| Irene Vigolo (Left) at Taj Bengal ; Steamed Fish in Ginger Garlic Sauce and Sula Blush Zinfandel. Pictures by Rashbehari Das
Think sommelier and you picture an elderly gentleman, possibly bearded, looking a little intimidatingly at a glass of red wine, holding it up against the light. What you wouldn’t imagine is a pixie-haired perky girl in a waistcoat.
Irene Vigolo, all of 25 and certified by The Italian Sommelier Association, is that unlikely kind of a sommelier. She is visiting Taj Bengal to train the staff to pair food and wine better. During her 15-day stay, she will also be at the hotel to guide guests at the table on how to pick wines with their dinner. But don’t let her fresh-faced enthusiasm mislead you — this lady knows her stuff. As t2 found out with a delightfully paired meal spanning dishes from all the restaurants of the Alipore five-star address.
First up, pita bread in three flavours with hummus, which was paired with Lancers Brut, a sparkling wine from Portugal. “So tell me why do you think this one goes?” she asks. After much discussion, a conclusion is reached — the effervescence of the Brut cuts the creaminess of the hummus. Easy peasy. But the next courses weren’t so. The Kolokithi, or vegetable fritters with a creamy garlic-flavoured yogurt dip, that was paired with Leeuwin Estate Riesling (a south Australian white wine made with Riesling grapes). “Here, the acidity helped cut the fat of the fritters and the creamy yogurt, and yet the residual sugar content helped balance the yogurt’s acidity,” explained Irene.
The third was the universal favourite — Steamed Fish in Ginger Garlic Sauce with Sula Blush Zinfandel. The delicately-steamed fillets of basa were off-set with a little bit of coriander and juliennes of ginger with a very subtle sauce. The rose wine is a favourite with most mildly-prepared white meat but one would have to combine the two at Chinoiserie to exactly know its sweet and floral aftertaste. Ah, bliss!
The last and final course saw another Taj favourite. The Kakori Kebab from Sonargaon was paired with a Sensi Collezione Montepulciano d’Abruzzo red, an Italian red wine made with Montepulciano grapes. The “tannins in the red wine contrast with the soft textures of the kakori,” said Irene.
But the coolest lesson yet? “There is just one basic rule to pairing food and wine. You either pair by analogy or by contrast.” Contrast is easy; fat with acidity is what we did twice in this tasting but how do you do an analogy? “Well, dessert wines with desserts of course,” smiled Irene. But of course!
irene’s Fave food and wine pairing from Italy:

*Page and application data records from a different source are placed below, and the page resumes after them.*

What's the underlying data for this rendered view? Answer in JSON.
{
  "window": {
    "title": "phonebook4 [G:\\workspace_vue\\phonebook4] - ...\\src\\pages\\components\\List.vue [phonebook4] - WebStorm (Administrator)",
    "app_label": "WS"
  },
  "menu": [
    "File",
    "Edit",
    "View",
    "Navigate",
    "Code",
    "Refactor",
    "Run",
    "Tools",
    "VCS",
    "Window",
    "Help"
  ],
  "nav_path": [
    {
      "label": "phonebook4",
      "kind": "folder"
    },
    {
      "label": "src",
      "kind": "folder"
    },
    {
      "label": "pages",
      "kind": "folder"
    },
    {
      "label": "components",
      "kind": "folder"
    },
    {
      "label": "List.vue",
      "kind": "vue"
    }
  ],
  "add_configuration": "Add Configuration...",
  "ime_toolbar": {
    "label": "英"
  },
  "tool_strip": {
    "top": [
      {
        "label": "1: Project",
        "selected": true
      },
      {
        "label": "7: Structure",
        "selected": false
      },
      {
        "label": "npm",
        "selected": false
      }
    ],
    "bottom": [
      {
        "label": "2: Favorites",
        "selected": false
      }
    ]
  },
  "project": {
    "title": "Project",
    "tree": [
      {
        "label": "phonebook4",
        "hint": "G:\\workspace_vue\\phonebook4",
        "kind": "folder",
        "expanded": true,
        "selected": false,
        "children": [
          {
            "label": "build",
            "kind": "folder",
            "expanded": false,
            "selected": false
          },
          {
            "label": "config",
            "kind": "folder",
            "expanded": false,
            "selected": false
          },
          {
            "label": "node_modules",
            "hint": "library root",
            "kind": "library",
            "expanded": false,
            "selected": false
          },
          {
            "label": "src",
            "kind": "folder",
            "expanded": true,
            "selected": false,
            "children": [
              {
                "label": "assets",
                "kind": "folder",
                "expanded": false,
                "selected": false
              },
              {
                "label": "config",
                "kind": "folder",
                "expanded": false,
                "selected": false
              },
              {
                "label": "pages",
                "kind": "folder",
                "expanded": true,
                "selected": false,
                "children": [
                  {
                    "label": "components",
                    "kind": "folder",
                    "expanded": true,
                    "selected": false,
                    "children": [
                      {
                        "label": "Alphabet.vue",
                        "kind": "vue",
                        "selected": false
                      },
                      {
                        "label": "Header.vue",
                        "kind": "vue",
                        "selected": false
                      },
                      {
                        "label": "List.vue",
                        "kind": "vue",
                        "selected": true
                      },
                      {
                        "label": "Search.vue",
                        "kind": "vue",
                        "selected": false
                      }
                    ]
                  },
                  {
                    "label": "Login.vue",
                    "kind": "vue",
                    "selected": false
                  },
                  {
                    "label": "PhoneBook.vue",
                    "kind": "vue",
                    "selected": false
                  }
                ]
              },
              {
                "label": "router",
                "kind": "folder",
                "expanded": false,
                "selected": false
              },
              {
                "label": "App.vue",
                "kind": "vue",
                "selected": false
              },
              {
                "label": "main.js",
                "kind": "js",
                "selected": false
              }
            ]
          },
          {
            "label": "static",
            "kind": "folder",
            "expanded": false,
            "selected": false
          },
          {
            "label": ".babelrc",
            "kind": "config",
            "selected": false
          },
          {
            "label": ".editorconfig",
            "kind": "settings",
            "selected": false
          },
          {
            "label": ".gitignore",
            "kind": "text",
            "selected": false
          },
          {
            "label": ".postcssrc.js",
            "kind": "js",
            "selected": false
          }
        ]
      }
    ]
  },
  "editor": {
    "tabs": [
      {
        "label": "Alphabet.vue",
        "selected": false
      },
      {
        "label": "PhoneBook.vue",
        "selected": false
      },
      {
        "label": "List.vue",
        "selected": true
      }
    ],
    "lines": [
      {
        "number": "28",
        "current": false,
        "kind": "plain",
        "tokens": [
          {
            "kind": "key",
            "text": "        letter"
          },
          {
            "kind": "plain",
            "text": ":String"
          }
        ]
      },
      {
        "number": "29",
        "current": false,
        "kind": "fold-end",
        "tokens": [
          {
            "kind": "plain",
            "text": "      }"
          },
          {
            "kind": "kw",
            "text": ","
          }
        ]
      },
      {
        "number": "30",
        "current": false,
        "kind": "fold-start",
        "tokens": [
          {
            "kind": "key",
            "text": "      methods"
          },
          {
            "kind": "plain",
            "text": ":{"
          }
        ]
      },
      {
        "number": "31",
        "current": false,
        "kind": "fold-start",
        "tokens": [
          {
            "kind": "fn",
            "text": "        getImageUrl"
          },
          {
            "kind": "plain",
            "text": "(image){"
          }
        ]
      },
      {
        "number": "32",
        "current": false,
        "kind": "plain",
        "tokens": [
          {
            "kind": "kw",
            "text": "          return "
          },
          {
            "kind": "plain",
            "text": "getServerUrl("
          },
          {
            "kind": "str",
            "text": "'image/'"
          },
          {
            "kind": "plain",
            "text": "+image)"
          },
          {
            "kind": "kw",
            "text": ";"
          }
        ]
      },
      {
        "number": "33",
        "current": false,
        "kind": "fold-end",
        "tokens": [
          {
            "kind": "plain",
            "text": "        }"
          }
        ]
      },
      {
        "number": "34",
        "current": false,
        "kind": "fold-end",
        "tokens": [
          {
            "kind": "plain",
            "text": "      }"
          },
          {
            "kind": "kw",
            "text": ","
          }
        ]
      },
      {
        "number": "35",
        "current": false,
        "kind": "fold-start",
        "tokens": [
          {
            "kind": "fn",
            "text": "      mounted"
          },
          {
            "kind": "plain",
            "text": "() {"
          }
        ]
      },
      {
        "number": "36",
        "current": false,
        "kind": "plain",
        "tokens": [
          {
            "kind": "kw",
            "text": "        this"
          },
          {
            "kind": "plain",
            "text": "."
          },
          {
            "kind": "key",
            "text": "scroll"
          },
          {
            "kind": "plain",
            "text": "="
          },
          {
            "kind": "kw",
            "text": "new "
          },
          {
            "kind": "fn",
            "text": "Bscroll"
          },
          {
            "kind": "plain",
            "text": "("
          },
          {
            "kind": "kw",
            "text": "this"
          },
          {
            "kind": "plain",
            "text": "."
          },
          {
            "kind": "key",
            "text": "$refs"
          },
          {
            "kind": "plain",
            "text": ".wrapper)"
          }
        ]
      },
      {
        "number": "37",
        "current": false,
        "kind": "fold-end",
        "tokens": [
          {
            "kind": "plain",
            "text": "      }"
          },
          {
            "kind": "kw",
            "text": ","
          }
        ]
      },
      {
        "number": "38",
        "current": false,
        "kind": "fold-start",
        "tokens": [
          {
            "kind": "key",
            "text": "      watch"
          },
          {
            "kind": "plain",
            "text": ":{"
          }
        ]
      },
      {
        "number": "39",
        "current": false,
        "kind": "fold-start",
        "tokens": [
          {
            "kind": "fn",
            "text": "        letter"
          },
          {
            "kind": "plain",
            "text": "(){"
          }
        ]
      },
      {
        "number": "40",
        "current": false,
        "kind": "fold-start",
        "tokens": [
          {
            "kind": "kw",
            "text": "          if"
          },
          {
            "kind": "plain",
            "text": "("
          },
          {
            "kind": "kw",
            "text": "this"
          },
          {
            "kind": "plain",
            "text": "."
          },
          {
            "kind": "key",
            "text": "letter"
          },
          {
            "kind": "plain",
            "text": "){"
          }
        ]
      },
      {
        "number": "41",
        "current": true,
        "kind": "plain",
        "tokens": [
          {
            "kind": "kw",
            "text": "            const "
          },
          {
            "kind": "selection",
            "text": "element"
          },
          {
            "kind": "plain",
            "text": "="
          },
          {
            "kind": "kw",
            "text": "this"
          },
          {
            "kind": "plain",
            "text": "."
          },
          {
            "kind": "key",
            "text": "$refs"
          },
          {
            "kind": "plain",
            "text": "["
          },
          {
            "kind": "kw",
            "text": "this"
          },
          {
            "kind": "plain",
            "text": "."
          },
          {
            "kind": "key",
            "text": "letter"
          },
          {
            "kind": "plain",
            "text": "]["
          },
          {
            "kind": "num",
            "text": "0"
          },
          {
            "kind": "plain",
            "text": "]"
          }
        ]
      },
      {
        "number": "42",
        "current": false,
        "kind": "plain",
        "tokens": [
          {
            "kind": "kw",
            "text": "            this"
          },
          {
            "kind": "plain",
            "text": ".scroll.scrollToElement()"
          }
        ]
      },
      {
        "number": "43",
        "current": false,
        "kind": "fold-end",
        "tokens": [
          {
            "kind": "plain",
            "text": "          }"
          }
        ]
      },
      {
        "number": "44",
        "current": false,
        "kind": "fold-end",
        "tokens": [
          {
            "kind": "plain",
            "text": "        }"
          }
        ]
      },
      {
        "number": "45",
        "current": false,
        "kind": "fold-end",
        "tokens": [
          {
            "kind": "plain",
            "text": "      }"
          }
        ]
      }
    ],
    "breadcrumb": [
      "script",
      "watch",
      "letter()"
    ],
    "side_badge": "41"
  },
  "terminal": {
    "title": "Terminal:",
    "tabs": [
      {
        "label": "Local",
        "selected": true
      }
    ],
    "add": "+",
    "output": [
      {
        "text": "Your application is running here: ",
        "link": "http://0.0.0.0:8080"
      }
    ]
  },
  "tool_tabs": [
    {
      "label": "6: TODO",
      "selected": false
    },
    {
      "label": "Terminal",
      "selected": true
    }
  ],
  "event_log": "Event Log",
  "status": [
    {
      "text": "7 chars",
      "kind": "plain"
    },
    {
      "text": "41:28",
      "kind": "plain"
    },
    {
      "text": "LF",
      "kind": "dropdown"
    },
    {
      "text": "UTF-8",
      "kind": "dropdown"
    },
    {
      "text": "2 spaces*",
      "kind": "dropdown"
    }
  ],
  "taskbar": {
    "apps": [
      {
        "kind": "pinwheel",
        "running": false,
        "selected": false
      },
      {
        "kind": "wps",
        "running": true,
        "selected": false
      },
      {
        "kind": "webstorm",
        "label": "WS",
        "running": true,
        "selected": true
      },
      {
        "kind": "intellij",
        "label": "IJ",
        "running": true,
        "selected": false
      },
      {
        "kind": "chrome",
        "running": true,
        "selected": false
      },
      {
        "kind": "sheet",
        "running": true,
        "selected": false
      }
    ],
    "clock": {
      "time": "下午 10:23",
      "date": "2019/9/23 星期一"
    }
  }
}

1. Durello with Soppressa (a kind of salami): The effervescence of Durello with the ‘fatness’ of salami makes it a winner.

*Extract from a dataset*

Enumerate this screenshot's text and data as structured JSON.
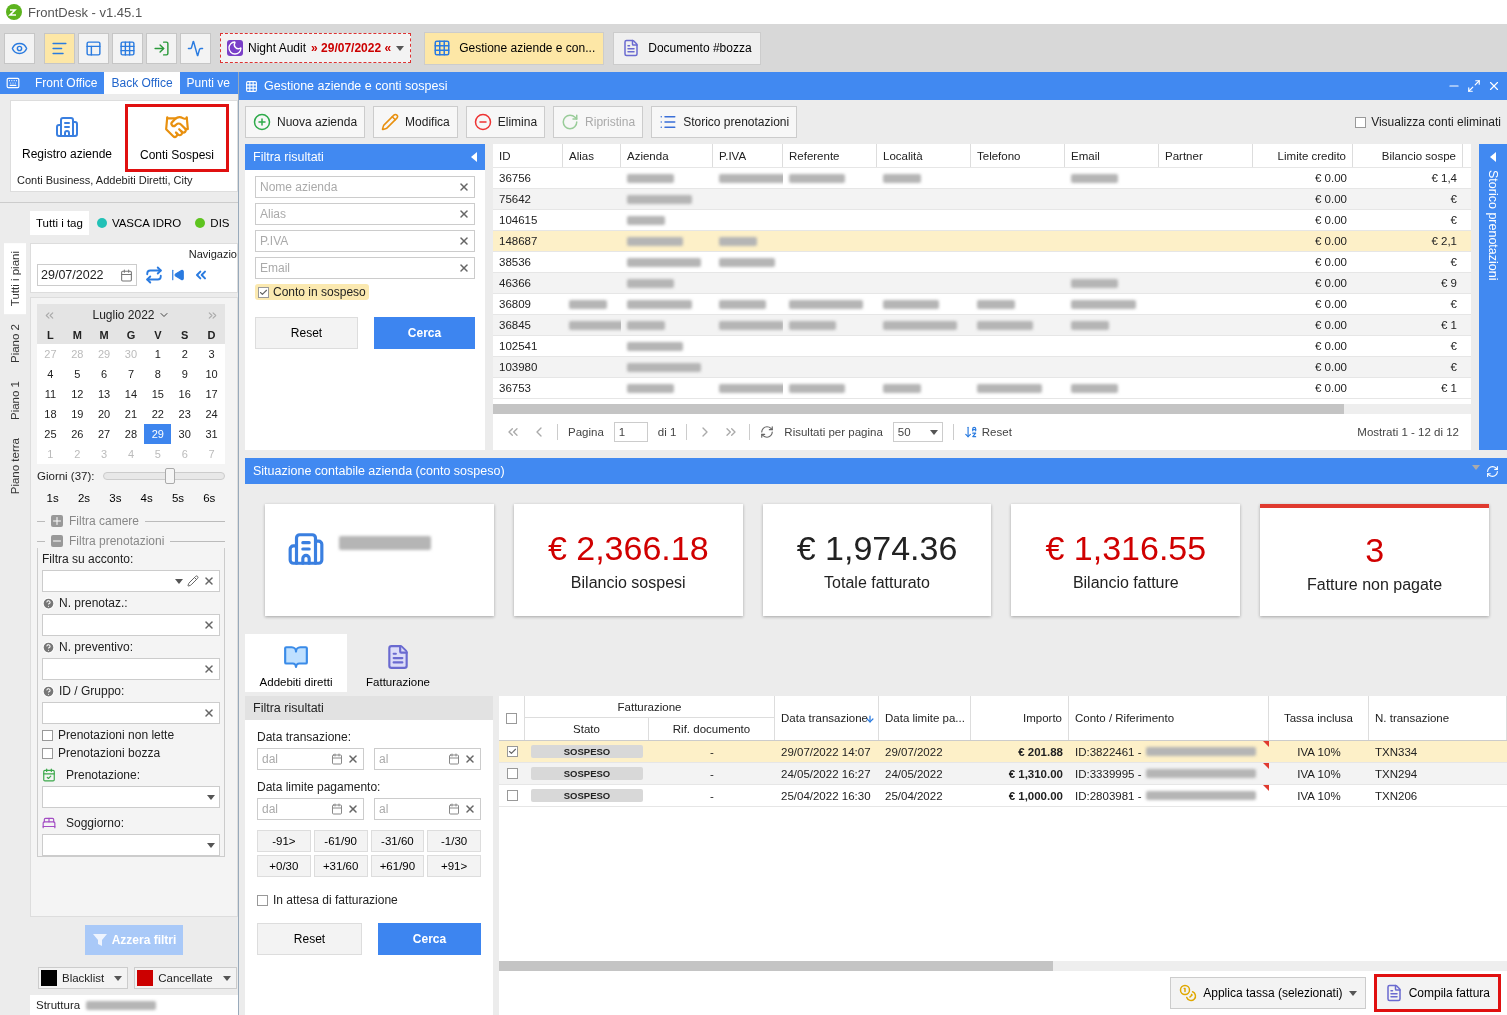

2. Verdicchio with seafood: The acidity of the wine is fantastic with seafood from Marche.
3. Zibibbo with green cheese: The sweetness of zibibbo grape is a
wonderful combination with spicy cheese.
Five fave Italian wines
1Durello: Durello grapes; the wine is acidic and hard to find outside Italy.
2 Prosecco: Sparkling wine obtained from Glera grapes. It’s a nice aperitif. Often described as the Italian answer to champagne.
3Franciacorta: Franciacorta is a sparkling wine from Lombardy with 85 per cent Chardonnay, 10 per cent Pinot Nero and 5 per cent Pinot Bianco. Has a fantastic bouquet that comes from the second fermentation like bread or honey.
4Ripasso Valpolicella: It’s a fruity and complex red wine from Valpolicella, the viticulture zone of Veneto, north-eastern Italy.
5 Chianti Classico: An old-style, Bettino Ricàsoli recipe with white grapes, bouquet of a white wine with the body of a rose wine.